- **Exercise aim**:
Your output should be the records below, word for word and picture-free.

[Dataset rows for apps and sites]
>>>
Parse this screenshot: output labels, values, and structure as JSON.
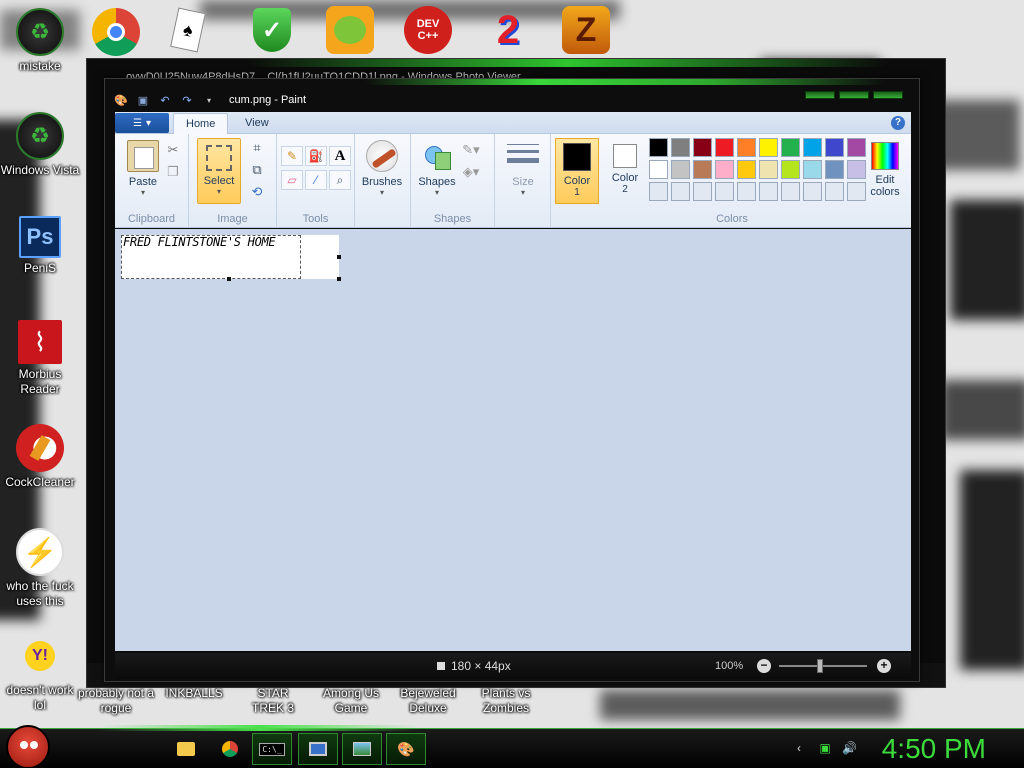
{
  "desktop": {
    "top_icons": [
      {
        "name": "chrome",
        "icon": "chrome-icon"
      },
      {
        "name": "solitaire",
        "icon": "cards-icon"
      },
      {
        "name": "security",
        "icon": "shield-check-icon"
      },
      {
        "name": "bad-piggies",
        "icon": "pig-icon"
      },
      {
        "name": "devcpp",
        "icon": "devcpp-icon",
        "text": "DEV C++"
      },
      {
        "name": "game-2",
        "icon": "number-2-icon"
      },
      {
        "name": "game-z",
        "icon": "z-icon"
      }
    ],
    "left_icons": [
      {
        "label": "mistake",
        "icon": "recycle-icon"
      },
      {
        "label": "Windows Vista",
        "icon": "recycle-icon"
      },
      {
        "label": "PeniS",
        "icon": "photoshop-icon",
        "text": "Ps"
      },
      {
        "label": "Morbius Reader",
        "icon": "pdf-icon"
      },
      {
        "label": "CockCleaner",
        "icon": "ccleaner-icon"
      },
      {
        "label": "who the fuck uses this",
        "icon": "lightning-icon"
      },
      {
        "label": "doesn't work lol",
        "icon": "yahoo-icon",
        "text": "Y!"
      }
    ],
    "bottom_labels": [
      "probably not a rogue",
      "INKBALLS",
      "STAR TREK 3",
      "Among Us Game",
      "Bejeweled Deluxe",
      "Plants vs Zombies"
    ]
  },
  "bg_window": {
    "title": "...ovwD0U25Nuw4P8dHsD7... Cl(b1fU2uuTO1CDD1l.png - Windows Photo Viewer"
  },
  "paint": {
    "title": "cum.png - Paint",
    "tabs": {
      "home": "Home",
      "view": "View"
    },
    "help": "?",
    "groups": {
      "clipboard": {
        "label": "Clipboard",
        "paste": "Paste"
      },
      "image": {
        "label": "Image",
        "select": "Select"
      },
      "tools": {
        "label": "Tools"
      },
      "brushes": {
        "label": "Brushes"
      },
      "shapes": {
        "label": "Shapes",
        "shapes": "Shapes"
      },
      "size": {
        "label": "Size"
      },
      "color1": {
        "label": "Color",
        "num": "1"
      },
      "color2": {
        "label": "Color",
        "num": "2"
      },
      "colors": {
        "label": "Colors"
      },
      "edit_colors": {
        "line1": "Edit",
        "line2": "colors"
      }
    },
    "palette": [
      [
        "#000000",
        "#7f7f7f",
        "#880015",
        "#ed1c24",
        "#ff7f27",
        "#fff200",
        "#22b14c",
        "#00a2e8",
        "#3f48cc",
        "#a349a4"
      ],
      [
        "#ffffff",
        "#c3c3c3",
        "#b97a57",
        "#ffaec9",
        "#ffc90e",
        "#efe4b0",
        "#b5e61d",
        "#99d9ea",
        "#7092be",
        "#c8bfe7"
      ],
      [
        "#e1e8f2",
        "#e1e8f2",
        "#e1e8f2",
        "#e1e8f2",
        "#e1e8f2",
        "#e1e8f2",
        "#e1e8f2",
        "#e1e8f2",
        "#e1e8f2",
        "#e1e8f2"
      ]
    ],
    "color1_value": "#000000",
    "color2_value": "#ffffff",
    "canvas_text": "FRED FLINTSTONE'S HOME",
    "status": {
      "dimensions": "180 × 44px",
      "zoom": "100%"
    }
  },
  "taskbar": {
    "clock": "4:50 PM",
    "items": [
      {
        "icon": "folder-icon"
      },
      {
        "icon": "chrome-icon"
      },
      {
        "icon": "cmd-icon",
        "text": "C:\\_"
      },
      {
        "icon": "monitor-icon"
      },
      {
        "icon": "photo-viewer-icon"
      },
      {
        "icon": "paint-icon"
      }
    ]
  }
}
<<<
- **Solution below**:
Parse this screenshot: output labels, values, and structure as JSON.
{
  "desktop": {
    "top_icons": [
      {
        "name": "chrome",
        "icon": "chrome-icon"
      },
      {
        "name": "solitaire",
        "icon": "cards-icon"
      },
      {
        "name": "security",
        "icon": "shield-check-icon"
      },
      {
        "name": "bad-piggies",
        "icon": "pig-icon"
      },
      {
        "name": "devcpp",
        "icon": "devcpp-icon",
        "text": "DEV C++"
      },
      {
        "name": "game-2",
        "icon": "number-2-icon"
      },
      {
        "name": "game-z",
        "icon": "z-icon"
      }
    ],
    "left_icons": [
      {
        "label": "mistake",
        "icon": "recycle-icon"
      },
      {
        "label": "Windows Vista",
        "icon": "recycle-icon"
      },
      {
        "label": "PeniS",
        "icon": "photoshop-icon",
        "text": "Ps"
      },
      {
        "label": "Morbius Reader",
        "icon": "pdf-icon"
      },
      {
        "label": "CockCleaner",
        "icon": "ccleaner-icon"
      },
      {
        "label": "who the fuck uses this",
        "icon": "lightning-icon"
      },
      {
        "label": "doesn't work lol",
        "icon": "yahoo-icon",
        "text": "Y!"
      }
    ],
    "bottom_labels": [
      "probably not a rogue",
      "INKBALLS",
      "STAR TREK 3",
      "Among Us Game",
      "Bejeweled Deluxe",
      "Plants vs Zombies"
    ]
  },
  "bg_window": {
    "title": "...ovwD0U25Nuw4P8dHsD7... Cl(b1fU2uuTO1CDD1l.png - Windows Photo Viewer"
  },
  "paint": {
    "title": "cum.png - Paint",
    "tabs": {
      "home": "Home",
      "view": "View"
    },
    "help": "?",
    "groups": {
      "clipboard": {
        "label": "Clipboard",
        "paste": "Paste"
      },
      "image": {
        "label": "Image",
        "select": "Select"
      },
      "tools": {
        "label": "Tools"
      },
      "brushes": {
        "label": "Brushes"
      },
      "shapes": {
        "label": "Shapes",
        "shapes": "Shapes"
      },
      "size": {
        "label": "Size"
      },
      "color1": {
        "label": "Color",
        "num": "1"
      },
      "color2": {
        "label": "Color",
        "num": "2"
      },
      "colors": {
        "label": "Colors"
      },
      "edit_colors": {
        "line1": "Edit",
        "line2": "colors"
      }
    },
    "palette": [
      [
        "#000000",
        "#7f7f7f",
        "#880015",
        "#ed1c24",
        "#ff7f27",
        "#fff200",
        "#22b14c",
        "#00a2e8",
        "#3f48cc",
        "#a349a4"
      ],
      [
        "#ffffff",
        "#c3c3c3",
        "#b97a57",
        "#ffaec9",
        "#ffc90e",
        "#efe4b0",
        "#b5e61d",
        "#99d9ea",
        "#7092be",
        "#c8bfe7"
      ],
      [
        "#e1e8f2",
        "#e1e8f2",
        "#e1e8f2",
        "#e1e8f2",
        "#e1e8f2",
        "#e1e8f2",
        "#e1e8f2",
        "#e1e8f2",
        "#e1e8f2",
        "#e1e8f2"
      ]
    ],
    "color1_value": "#000000",
    "color2_value": "#ffffff",
    "canvas_text": "FRED FLINTSTONE'S HOME",
    "status": {
      "dimensions": "180 × 44px",
      "zoom": "100%"
    }
  },
  "taskbar": {
    "clock": "4:50 PM",
    "items": [
      {
        "icon": "folder-icon"
      },
      {
        "icon": "chrome-icon"
      },
      {
        "icon": "cmd-icon",
        "text": "C:\\_"
      },
      {
        "icon": "monitor-icon"
      },
      {
        "icon": "photo-viewer-icon"
      },
      {
        "icon": "paint-icon"
      }
    ]
  }
}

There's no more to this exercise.